**EXERCISE**:
Find every line below with the word "JSON" in it, and copy each one.

**EXCERPTED RECORDS**:
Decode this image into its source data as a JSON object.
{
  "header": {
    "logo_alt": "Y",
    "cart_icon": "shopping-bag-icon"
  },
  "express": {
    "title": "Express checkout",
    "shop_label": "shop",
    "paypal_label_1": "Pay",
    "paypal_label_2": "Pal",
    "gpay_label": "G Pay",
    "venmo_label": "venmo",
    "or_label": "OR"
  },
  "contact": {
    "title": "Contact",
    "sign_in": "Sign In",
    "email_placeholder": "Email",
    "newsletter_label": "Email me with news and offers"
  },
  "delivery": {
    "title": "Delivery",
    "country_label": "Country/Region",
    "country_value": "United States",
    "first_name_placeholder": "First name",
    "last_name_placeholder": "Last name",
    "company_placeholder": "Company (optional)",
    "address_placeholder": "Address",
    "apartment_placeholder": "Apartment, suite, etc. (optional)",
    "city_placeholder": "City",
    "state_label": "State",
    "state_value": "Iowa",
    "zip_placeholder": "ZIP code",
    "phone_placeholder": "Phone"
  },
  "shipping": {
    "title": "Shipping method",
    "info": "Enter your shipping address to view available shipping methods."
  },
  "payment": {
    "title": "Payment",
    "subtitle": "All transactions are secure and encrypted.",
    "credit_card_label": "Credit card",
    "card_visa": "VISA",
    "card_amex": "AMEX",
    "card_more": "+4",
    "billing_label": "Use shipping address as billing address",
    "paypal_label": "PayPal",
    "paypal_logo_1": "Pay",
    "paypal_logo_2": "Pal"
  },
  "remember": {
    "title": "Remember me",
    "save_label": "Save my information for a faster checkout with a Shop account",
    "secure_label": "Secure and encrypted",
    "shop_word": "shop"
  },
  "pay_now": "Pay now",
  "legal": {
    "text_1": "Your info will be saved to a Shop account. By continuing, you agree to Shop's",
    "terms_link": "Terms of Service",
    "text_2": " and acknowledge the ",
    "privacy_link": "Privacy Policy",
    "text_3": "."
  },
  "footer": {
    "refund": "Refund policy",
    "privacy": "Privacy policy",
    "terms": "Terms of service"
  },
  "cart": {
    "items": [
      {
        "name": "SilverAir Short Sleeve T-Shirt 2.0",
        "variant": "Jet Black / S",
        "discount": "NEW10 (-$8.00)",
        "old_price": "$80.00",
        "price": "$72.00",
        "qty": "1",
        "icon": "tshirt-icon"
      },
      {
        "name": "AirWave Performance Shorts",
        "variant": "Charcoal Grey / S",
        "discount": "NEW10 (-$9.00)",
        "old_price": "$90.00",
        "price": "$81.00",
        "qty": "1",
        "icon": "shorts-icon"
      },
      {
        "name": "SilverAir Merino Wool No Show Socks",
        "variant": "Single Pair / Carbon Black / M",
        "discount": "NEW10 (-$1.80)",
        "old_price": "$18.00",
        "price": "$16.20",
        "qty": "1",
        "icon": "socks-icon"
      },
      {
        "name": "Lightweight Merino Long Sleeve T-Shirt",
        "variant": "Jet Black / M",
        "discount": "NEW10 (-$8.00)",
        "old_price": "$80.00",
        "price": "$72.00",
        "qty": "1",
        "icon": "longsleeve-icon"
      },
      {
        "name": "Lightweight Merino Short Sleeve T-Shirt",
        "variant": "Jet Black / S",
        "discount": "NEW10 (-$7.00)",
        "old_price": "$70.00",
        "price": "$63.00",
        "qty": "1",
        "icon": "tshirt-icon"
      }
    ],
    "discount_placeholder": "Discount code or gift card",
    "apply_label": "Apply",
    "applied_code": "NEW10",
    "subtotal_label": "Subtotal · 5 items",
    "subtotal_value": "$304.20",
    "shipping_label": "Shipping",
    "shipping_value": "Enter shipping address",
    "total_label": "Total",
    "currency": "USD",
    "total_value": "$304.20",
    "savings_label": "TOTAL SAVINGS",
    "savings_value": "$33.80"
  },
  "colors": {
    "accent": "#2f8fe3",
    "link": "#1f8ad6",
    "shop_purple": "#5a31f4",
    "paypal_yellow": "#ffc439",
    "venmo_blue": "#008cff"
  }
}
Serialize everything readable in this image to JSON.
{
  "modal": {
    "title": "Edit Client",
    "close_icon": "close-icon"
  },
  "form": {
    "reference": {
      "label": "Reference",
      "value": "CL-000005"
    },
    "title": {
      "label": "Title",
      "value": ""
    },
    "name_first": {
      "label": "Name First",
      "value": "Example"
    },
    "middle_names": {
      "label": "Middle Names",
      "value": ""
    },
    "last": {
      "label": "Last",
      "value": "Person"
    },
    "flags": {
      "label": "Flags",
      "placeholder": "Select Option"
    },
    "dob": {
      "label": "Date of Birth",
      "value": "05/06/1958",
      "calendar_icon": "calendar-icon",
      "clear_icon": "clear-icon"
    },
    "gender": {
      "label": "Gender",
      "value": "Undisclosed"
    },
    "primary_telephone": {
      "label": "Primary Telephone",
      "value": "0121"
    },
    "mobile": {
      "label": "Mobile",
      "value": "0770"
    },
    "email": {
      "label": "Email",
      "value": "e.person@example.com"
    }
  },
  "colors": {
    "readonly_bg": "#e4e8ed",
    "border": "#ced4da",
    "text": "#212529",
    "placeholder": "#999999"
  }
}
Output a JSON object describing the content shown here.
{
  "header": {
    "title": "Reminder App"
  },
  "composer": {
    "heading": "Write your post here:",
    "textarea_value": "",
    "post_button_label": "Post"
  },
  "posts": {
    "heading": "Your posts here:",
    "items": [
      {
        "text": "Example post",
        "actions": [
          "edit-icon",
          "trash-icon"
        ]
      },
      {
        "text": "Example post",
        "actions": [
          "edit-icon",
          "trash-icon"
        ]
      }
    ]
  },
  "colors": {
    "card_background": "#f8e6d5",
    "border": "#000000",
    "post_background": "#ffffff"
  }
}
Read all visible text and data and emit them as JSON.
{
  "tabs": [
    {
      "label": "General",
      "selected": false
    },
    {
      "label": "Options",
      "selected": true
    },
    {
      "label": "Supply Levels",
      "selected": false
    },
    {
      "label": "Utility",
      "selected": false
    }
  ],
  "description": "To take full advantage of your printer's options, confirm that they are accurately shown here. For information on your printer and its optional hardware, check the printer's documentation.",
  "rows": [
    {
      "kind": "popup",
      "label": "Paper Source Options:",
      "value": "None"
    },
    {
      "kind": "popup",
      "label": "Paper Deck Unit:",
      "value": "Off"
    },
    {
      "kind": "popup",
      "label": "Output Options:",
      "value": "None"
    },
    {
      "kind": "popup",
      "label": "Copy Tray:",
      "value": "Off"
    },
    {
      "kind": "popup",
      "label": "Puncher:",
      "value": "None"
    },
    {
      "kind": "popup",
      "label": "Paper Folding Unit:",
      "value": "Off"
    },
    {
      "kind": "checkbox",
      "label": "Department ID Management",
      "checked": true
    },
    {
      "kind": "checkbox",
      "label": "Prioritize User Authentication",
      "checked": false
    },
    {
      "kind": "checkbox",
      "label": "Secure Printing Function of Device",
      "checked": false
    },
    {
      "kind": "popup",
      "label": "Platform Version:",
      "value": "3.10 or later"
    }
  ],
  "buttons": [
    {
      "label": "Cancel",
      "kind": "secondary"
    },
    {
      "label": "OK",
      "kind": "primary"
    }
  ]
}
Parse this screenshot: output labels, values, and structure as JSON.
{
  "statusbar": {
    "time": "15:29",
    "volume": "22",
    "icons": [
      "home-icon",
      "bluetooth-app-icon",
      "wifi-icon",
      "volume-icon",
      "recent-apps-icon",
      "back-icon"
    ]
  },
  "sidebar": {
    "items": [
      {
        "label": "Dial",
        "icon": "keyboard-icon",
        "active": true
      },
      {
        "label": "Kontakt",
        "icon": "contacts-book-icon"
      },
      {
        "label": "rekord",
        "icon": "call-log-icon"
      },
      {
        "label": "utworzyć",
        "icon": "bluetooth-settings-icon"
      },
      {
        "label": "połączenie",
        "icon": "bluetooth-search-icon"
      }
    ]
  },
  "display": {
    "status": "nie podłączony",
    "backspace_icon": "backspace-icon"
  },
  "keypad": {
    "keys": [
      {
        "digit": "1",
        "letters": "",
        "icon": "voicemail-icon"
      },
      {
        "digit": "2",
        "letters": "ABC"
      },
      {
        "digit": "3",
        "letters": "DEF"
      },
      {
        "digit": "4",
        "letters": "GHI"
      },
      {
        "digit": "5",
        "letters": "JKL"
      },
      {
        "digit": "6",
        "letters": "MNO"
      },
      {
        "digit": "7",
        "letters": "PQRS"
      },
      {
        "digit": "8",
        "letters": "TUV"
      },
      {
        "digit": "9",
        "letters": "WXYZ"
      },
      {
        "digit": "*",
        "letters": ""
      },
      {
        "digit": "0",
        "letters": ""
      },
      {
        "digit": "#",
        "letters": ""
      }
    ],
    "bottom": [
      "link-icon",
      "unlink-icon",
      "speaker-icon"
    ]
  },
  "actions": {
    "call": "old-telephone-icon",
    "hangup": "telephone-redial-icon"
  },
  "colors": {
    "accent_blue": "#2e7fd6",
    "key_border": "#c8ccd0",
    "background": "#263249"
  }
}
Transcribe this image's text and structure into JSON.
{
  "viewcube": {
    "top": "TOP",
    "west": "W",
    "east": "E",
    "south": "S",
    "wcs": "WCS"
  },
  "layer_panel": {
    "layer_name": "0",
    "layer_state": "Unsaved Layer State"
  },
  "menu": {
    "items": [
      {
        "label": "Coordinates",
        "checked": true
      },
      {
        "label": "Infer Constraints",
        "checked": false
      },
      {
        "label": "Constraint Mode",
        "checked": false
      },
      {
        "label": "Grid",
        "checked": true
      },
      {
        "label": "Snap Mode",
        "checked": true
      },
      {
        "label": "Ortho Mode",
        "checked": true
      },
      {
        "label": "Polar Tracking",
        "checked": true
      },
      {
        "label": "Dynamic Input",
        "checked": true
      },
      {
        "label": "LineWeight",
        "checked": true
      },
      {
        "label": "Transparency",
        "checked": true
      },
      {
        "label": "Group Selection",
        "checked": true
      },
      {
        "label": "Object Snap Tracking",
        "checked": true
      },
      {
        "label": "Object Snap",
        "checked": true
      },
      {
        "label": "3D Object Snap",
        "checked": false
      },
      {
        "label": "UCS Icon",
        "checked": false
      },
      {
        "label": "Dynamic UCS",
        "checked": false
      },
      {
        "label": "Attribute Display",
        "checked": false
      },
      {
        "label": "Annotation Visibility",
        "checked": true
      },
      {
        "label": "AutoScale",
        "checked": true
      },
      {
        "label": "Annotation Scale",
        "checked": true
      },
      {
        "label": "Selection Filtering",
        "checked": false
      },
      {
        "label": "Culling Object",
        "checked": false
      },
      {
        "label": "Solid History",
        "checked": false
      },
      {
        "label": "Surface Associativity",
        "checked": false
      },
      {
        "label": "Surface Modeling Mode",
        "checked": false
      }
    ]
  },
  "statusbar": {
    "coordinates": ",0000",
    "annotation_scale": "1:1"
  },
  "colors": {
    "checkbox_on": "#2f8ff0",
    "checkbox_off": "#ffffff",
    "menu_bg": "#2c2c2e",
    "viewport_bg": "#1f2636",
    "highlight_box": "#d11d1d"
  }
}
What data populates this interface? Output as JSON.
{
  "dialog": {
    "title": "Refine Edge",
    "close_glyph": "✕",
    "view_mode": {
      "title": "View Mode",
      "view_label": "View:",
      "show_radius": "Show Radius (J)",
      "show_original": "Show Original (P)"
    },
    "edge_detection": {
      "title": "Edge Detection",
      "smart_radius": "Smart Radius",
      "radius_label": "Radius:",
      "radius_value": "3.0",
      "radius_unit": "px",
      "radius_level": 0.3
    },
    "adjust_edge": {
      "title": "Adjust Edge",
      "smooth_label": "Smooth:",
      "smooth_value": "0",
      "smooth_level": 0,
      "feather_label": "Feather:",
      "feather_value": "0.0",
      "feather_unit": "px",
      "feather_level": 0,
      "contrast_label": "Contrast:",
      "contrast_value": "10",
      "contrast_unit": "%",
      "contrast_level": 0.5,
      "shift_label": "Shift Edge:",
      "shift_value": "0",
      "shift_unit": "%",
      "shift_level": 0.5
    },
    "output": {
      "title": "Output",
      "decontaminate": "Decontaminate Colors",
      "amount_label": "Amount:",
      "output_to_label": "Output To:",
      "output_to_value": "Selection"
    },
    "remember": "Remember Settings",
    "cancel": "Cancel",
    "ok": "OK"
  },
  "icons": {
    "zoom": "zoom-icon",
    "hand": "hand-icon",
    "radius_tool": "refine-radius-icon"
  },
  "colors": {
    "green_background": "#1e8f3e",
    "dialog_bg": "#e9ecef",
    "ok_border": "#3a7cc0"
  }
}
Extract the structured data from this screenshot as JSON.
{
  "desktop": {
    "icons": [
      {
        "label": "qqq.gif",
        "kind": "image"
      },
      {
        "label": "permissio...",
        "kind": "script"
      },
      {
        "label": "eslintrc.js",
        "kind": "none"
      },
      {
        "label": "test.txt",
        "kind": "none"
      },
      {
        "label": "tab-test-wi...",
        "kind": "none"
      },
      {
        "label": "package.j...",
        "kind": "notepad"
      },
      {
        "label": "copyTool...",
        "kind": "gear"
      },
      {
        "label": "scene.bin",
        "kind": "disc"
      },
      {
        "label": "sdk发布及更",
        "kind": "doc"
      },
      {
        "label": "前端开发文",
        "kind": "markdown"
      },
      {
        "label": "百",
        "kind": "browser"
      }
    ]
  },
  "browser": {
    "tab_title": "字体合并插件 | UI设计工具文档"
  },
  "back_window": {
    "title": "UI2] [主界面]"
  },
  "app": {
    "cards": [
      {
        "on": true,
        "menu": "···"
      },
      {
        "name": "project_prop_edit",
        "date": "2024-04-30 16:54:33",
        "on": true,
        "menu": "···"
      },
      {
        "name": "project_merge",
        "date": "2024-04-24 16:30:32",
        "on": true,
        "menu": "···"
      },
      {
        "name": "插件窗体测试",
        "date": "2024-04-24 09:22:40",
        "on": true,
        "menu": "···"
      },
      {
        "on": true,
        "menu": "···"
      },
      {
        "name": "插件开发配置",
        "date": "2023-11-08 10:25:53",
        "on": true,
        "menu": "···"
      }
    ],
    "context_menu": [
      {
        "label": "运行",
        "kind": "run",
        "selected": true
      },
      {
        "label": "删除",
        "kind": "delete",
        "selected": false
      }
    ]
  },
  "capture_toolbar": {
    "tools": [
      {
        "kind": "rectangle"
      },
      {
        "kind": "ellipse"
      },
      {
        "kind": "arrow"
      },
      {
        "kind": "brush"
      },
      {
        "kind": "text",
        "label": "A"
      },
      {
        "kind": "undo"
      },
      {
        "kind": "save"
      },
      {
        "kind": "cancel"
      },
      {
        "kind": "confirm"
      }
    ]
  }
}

**SOLUTION TO THIS PROBLEM**:
Decode this image into its source data as a JSON object.
Serialize everything readable in this image to JSON.
Output a JSON object describing the content shown here.
Read all visible text and data and emit them as JSON.
Parse this screenshot: output labels, values, and structure as JSON.
Transcribe this image's text and structure into JSON.
What data populates this interface? Output as JSON.
Extract the structured data from this screenshot as JSON.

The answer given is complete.